2. General Enrollment Period (GEP): If you miss your IEP, you can enroll during the GEP, which runs from January 1 to March 31 each year, with coverage beginning on July 1. Be aware that late enrollment penalties may apply.
3. Annual Election Period (AEP): From October 15 to December 7 each year, you can make changes to your Medicare coverage, such as switching from Original Medicare to Medicare Advantage, changing Medicare Advantage or Part D plans, or returning to Original Medicare.
4. Special Enrollment Periods (SEPs): In specific circumstances, such as losing employer-sponsored coverage, moving out of a plan’s service area, or qualifying for Medicaid, you may be eligible for an SEP, which allows you to make changes to your Medicare coverage outside standard enrollment windows.

Evaluating Medicare Advantage Plans: Finding Your Ideal Fit

Assessing and comparing Medicare Advantage plans is crucial for selecting one that aligns with your healthcare needs and budget:

1. Plan Types: Understand the differences between various plan types, such as Health Maintenance Organizations (HMOs), Preferred Provider Organizations (PPOs), and Special Needs Plans (SNPs) to choose the most suitable option.
2. Premiums and Out-of-Pocket Costs: Research monthly premiums, copayments, coinsurance, deductibles, and annual out-of-pocket maximums to gauge potential healthcare expenses throughout the year.
3. Provider Networks: Review the provider networks of Medicare Advantage plans to ensure your preferred doctors, specialists, and medical facilities are included.
4. Additional Benefits: Consider any additional benefits offered by Medicare Advantage plans, such as dental, vision, and wellness programs, to enrich your healthcare coverage.

Considering Medigap Options: Bridging the Gaps in Original Medicare

For those who prefer Original Medicare, Medigap plans can provide financial assistance with out-of-pocket expenses:

1. Coverage: Medigap policies help with costs such as deductibles, copayments, and coinsurance but do not include prescription drug coverage, requiring enrollment in a separate Part D plan.
2. Guaranteed Issue Rights: The best time to purchase a Medigap policy is during your six-month Medigap Open Enrollment Period, which starts the month you turn 65 and enroll in Medicare Part B. During this period, you can enroll in a Medigap plan without being subjected to medical underwriting or increased premiums due to pre-existing conditions.

Prescription Drug Coverage: Making Informed Decisions

Selecting the right Medicare Part D plan requires careful consideration of your medication needs:
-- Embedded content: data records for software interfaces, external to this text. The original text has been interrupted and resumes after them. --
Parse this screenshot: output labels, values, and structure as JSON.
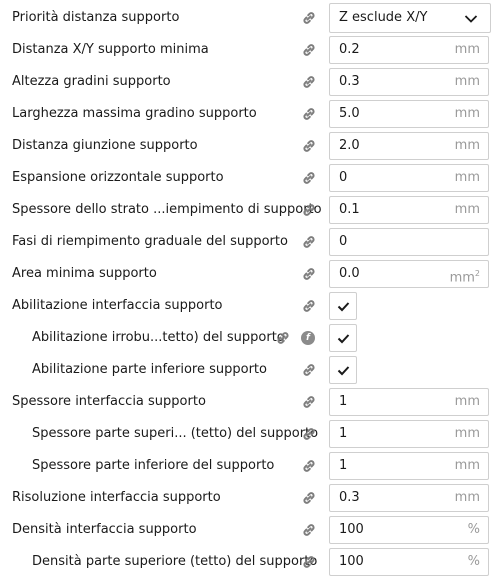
{
  "rows": [
    {
      "label": "Priorità distanza supporto",
      "indent": false,
      "type": "dropdown",
      "value": "Z esclude X/Y",
      "icon": "link-icon"
    },
    {
      "label": "Distanza X/Y supporto minima",
      "indent": false,
      "type": "field",
      "value": "0.2",
      "unit": "mm",
      "icon": "link-icon"
    },
    {
      "label": "Altezza gradini supporto",
      "indent": false,
      "type": "field",
      "value": "0.3",
      "unit": "mm",
      "icon": "link-icon"
    },
    {
      "label": "Larghezza massima gradino supporto",
      "indent": false,
      "type": "field",
      "value": "5.0",
      "unit": "mm",
      "icon": "link-icon"
    },
    {
      "label": "Distanza giunzione supporto",
      "indent": false,
      "type": "field",
      "value": "2.0",
      "unit": "mm",
      "icon": "link-icon"
    },
    {
      "label": "Espansione orizzontale supporto",
      "indent": false,
      "type": "field",
      "value": "0",
      "unit": "mm",
      "icon": "link-icon"
    },
    {
      "label": "Spessore dello strato ...iempimento di supporto",
      "indent": false,
      "type": "field",
      "value": "0.1",
      "unit": "mm",
      "icon": "link-icon"
    },
    {
      "label": "Fasi di riempimento graduale del supporto",
      "indent": false,
      "type": "field",
      "value": "0",
      "unit": "",
      "icon": "link-icon"
    },
    {
      "label": "Area minima supporto",
      "indent": false,
      "type": "field",
      "value": "0.0",
      "unit": "mm",
      "unit_sup": "2",
      "icon": "link-icon"
    },
    {
      "label": "Abilitazione interfaccia supporto",
      "indent": false,
      "type": "check",
      "checked": true,
      "icon": "link-icon"
    },
    {
      "label": "Abilitazione irrobu...tetto) del supporto",
      "indent": true,
      "type": "check",
      "checked": true,
      "icon": "link-icon",
      "extra_icon": "function-icon",
      "extra_text": "f"
    },
    {
      "label": "Abilitazione parte inferiore supporto",
      "indent": true,
      "type": "check",
      "checked": true,
      "icon": "link-icon"
    },
    {
      "label": "Spessore interfaccia supporto",
      "indent": false,
      "type": "field",
      "value": "1",
      "unit": "mm",
      "icon": "link-icon"
    },
    {
      "label": "Spessore parte superi... (tetto) del supporto",
      "indent": true,
      "type": "field",
      "value": "1",
      "unit": "mm",
      "icon": "link-icon"
    },
    {
      "label": "Spessore parte inferiore del supporto",
      "indent": true,
      "type": "field",
      "value": "1",
      "unit": "mm",
      "icon": "link-icon"
    },
    {
      "label": "Risoluzione interfaccia supporto",
      "indent": false,
      "type": "field",
      "value": "0.3",
      "unit": "mm",
      "icon": "link-icon"
    },
    {
      "label": "Densità interfaccia supporto",
      "indent": false,
      "type": "field",
      "value": "100",
      "unit": "%",
      "icon": "link-icon"
    },
    {
      "label": "Densità parte superiore (tetto) del supporto",
      "indent": true,
      "type": "field",
      "value": "100",
      "unit": "%",
      "icon": "link-icon"
    }
  ],
  "colors": {
    "field_border": "#cfcfcf",
    "unit_text": "#9a9a9a",
    "icon_gray": "#8b8b8b",
    "label_text": "#1a1a1a"
  }
}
1. Formularies: Review each plan’s formulary to ensure that your necessary medications are covered and available at reasonable costs.
2. Pharmacies: Check the plan’s pharmacy network to confirm that your preferred pharmacies are included for convenient access to prescription medications.
3. Costs: Compare monthly premiums, copayments, deductibles, and coverage gaps to determine which Part D plan best fits your budget and medication requirements.


Making informed decisions about your Medicare and Medicare Advantage plan empowers you to embrace your golden years with confidence, secure in the knowledge that your healthcare needs are well-supported. At Magnolia65, our commitment to providing comprehensive guidance and tailored solutions ensures that your journey into Medicare coverage is seamless and customized to your unique requirements. Together, let’s embark on a path that nurtures your well-being and enriches your retirement experience.
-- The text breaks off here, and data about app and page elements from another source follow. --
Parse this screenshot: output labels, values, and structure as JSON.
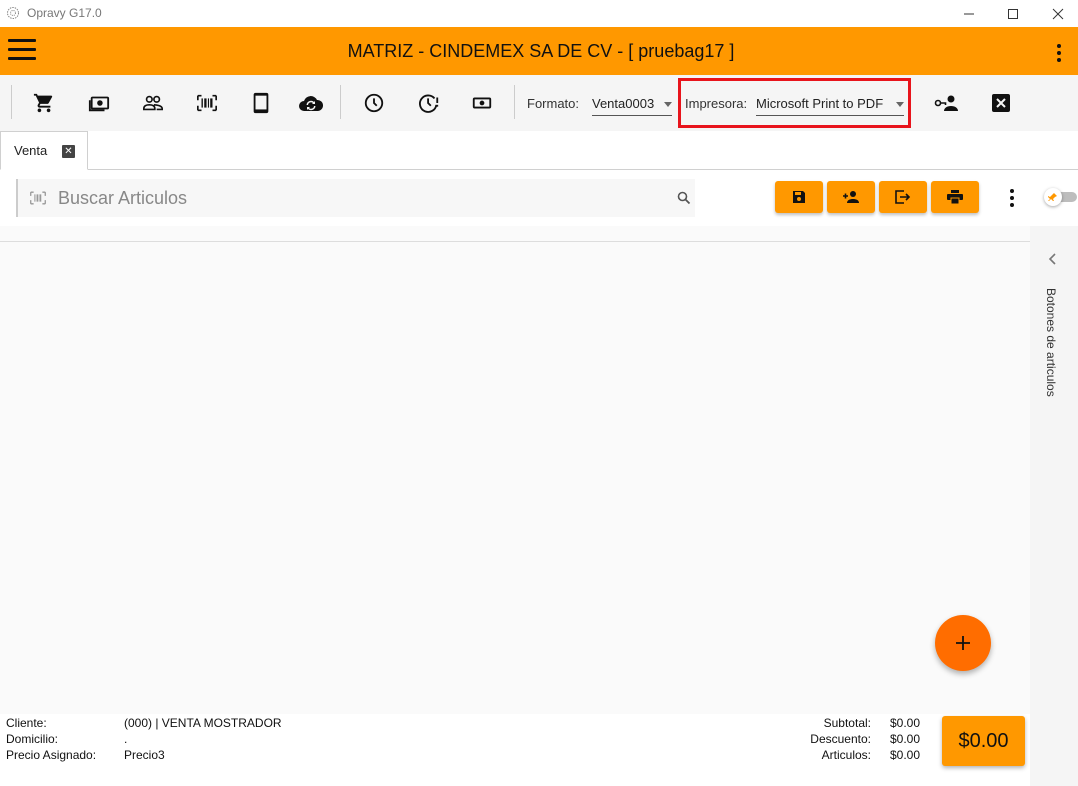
{
  "window": {
    "app_title": "Opravy G17.0"
  },
  "header": {
    "title": "MATRIZ - CINDEMEX SA DE CV - [ pruebag17 ]"
  },
  "toolbar": {
    "icons": [
      "cart-icon",
      "cash-icon",
      "people-icon",
      "barcode-icon",
      "tablet-icon",
      "cloud-sync-icon",
      "clock-icon",
      "clock-alert-icon",
      "money-icon",
      "user-key-icon",
      "close-box-icon"
    ],
    "formato_label": "Formato:",
    "formato_value": "Venta0003",
    "impresora_label": "Impresora:",
    "impresora_value": "Microsoft Print to PDF",
    "highlight_color": "#e8141c"
  },
  "tabs": [
    {
      "label": "Venta",
      "close": "✕"
    }
  ],
  "search": {
    "placeholder": "Buscar Articulos"
  },
  "side_panel": {
    "label": "Botones de articulos"
  },
  "footer": {
    "cliente_label": "Cliente:",
    "cliente_value": "(000) | VENTA MOSTRADOR",
    "domicilio_label": "Domicilio:",
    "domicilio_value": ".",
    "precio_label": "Precio Asignado:",
    "precio_value": "Precio3",
    "subtotal_label": "Subtotal:",
    "subtotal_value": "$0.00",
    "descuento_label": "Descuento:",
    "descuento_value": "$0.00",
    "articulos_label": "Articulos:",
    "articulos_value": "$0.00",
    "total": "$0.00"
  },
  "colors": {
    "accent": "#FF9800",
    "fab": "#FF6D00"
  }
}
Disclaimer: Magnolia65, an insurance agency, is licensed in Louisiana and Mississippi.